_Instructions for the task_
Please return all lines of the data below containing the string "content".
═══
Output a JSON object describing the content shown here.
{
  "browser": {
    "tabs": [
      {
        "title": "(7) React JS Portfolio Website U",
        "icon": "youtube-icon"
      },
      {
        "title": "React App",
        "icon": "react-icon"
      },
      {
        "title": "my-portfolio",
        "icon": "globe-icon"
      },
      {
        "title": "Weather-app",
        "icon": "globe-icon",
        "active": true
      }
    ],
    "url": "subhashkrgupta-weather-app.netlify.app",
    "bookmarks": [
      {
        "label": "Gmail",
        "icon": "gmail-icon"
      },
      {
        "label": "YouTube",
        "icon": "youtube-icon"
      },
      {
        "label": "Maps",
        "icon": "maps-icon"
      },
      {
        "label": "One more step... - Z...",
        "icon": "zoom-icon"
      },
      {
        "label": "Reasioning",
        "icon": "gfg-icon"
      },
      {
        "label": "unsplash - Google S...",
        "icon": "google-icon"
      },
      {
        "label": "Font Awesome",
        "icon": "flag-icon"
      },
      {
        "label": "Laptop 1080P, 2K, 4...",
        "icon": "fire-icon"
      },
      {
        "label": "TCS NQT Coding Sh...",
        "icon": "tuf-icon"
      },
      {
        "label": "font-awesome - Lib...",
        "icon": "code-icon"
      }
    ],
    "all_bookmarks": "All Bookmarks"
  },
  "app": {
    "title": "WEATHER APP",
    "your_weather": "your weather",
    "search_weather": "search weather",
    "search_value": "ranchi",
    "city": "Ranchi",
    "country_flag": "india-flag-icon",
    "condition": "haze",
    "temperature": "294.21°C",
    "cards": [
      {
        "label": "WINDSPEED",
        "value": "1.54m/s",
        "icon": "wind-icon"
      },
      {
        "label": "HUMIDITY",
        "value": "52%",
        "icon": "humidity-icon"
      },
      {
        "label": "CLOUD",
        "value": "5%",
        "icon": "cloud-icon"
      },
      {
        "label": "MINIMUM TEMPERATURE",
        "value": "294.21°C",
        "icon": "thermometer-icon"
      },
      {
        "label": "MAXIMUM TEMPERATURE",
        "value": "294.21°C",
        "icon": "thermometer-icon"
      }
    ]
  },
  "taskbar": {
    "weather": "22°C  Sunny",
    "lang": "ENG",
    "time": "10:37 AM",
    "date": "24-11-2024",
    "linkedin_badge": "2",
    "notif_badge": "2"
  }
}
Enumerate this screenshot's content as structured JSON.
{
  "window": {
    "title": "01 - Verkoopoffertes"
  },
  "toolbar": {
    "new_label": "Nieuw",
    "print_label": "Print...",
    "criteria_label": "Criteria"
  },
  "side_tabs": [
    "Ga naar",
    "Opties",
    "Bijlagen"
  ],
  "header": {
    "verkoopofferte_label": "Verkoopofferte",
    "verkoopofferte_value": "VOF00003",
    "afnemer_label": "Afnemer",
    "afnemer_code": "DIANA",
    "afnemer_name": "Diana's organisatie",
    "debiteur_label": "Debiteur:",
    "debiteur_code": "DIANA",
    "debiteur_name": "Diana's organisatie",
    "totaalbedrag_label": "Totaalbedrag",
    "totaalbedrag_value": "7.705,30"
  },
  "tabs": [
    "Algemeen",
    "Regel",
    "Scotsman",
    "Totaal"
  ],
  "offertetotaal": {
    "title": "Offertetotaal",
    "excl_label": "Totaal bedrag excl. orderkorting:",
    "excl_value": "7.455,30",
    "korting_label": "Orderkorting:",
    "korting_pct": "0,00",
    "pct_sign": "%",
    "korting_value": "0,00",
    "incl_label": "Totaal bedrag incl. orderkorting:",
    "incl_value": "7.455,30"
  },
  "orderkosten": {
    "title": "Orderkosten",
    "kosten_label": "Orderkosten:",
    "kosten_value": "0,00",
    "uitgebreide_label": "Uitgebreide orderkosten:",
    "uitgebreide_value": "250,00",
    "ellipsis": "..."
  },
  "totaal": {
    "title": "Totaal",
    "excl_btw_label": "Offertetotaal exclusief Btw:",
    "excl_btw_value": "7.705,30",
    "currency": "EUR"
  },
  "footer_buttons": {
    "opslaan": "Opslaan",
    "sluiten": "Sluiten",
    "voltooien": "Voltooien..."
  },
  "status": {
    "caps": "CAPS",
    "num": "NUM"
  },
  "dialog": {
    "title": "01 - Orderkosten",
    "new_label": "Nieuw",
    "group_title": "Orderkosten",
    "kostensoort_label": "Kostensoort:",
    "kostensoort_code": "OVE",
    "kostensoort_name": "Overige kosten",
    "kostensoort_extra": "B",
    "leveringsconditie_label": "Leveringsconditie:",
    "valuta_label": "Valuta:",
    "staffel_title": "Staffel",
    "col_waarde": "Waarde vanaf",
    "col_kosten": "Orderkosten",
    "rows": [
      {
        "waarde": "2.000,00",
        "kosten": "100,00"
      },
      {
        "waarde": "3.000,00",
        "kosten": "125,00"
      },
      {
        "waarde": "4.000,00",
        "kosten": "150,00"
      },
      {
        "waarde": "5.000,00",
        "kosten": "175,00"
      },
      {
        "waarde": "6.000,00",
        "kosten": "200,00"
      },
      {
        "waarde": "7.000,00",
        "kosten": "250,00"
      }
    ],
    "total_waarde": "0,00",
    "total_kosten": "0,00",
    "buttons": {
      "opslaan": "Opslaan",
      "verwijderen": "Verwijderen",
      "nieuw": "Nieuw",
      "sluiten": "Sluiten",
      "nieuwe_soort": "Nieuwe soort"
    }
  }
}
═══
_Finished task_
Output a JSON object describing the content shown here.
Enumerate this screenshot's content as structured JSON.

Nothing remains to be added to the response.